Wednesday, July 3, 2013

Change is inevitable

One of the reasons so many guys have argued against sub max training is because they may have gotten strong training in a max effort method their whole training life.  That's awesome.  However most of the time these same guys haven't made progress in years in years.

One of the hardest concepts to accept in your training life, is that what got you to one point, may not be what you need to get to the next level.

"But I got strong like that!"

I understand this.  However, if you're honest with yourself, and very little progress has been seen for months or even years, then it's time to understand that the dragon you are chasing is never going to be caught using that same net.

You're going to need to train sub maximally at times.  Then at other times you are going to need to push for rep PRs.  Then at other times you're going to need to work heavier.  Then other times maybe do bodybuilding work.

You have to keep an open mind about these things and understand that all of these things end up complimenting each other in getting you to the next level of a better, bigger, stronger YOU.

I remember talking to this one dude who balked at my suggestion that he do some bodybuilding because the fact was, his base of actual muscle mass really wasn't very good.  It's been years since we had this talk and his strength really hasn't changed all that much since then.  Meanwhile, I've put in a ton of work to improve muscle mass in between meets, and my rep PR's have been coming left and right for some time now.

I credit that to moving back and forth from doing sub max basebuilding work, and chasing rep PR's with the big-15 model, 350 method, 100 rep work, so forth and so on.

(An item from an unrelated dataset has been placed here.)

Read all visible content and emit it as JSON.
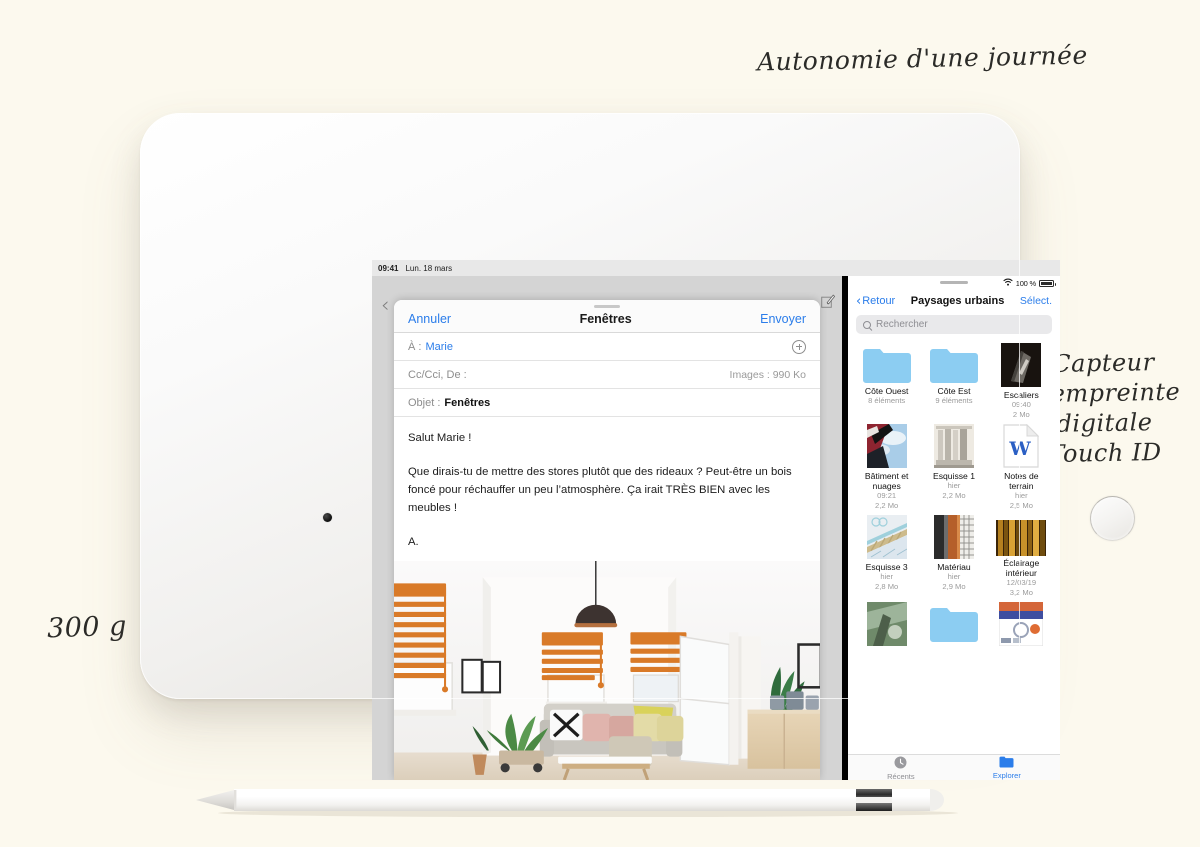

Dave Tate recently wrote that guys ask how to get big and strong, and that the best way to do that, is to focus on one or the other and chase that one thing very hard.  Trying to do both at the same time can be a bit of a wash because the results will end up landing you somewhere in the middle.  I've heard the arguments of "well you can do low heavy work on your main stuff, then do bodybuilding for your assistance."

I've been down that road, and I'm sorry but it just doesn't work as well as training for a single specific purpose.  If you need to gain muscle, train for it.  Don't keep trying to improve your best double or triple in something.  Put your energy into big reps on the big lifts.

You also need to get your head into the fact that you need to get stronger on other big lifts, and stop doing so many "supplement" movements that are fucking easy.

All the god damn band pull aparts in the world aren't going to build you a big ass back.  If you're suffering from quad deficiency syndrome, then you may have to venture outside of doing some triples on the squat and put in some time with 15-20 rep sets, front squats, hacks, etc. You can only skirt around the issue for so long until you need to work up the courage to ask that pretty girl to dance.

Once you get bigger, you can then transition into getting back to improving movements.  The same holds true for guys that want to get bigger, but haven't gained any size for a while.  You may need to shift gears and train for strength for a while, so that way you can eventually transition back to reps, and hit heavier weights for more reps than what you are capable of now.

Once people get a bit of success they tend to think that's the be all end all of training programs and have trouble making adjustments because they can't get their head around the fact that the body will eventually catch up to what you are doing, and you need to shift gears.  At least for a while.  You don't have to completely abandon something that worked for you.  You just may need to set it aside for later when it will become more useful again.

1 comment:

  1. I guess when Sam Byrd doesn't squat more than 425 in training, if that is indeed true, sub max begins to look like a really good idea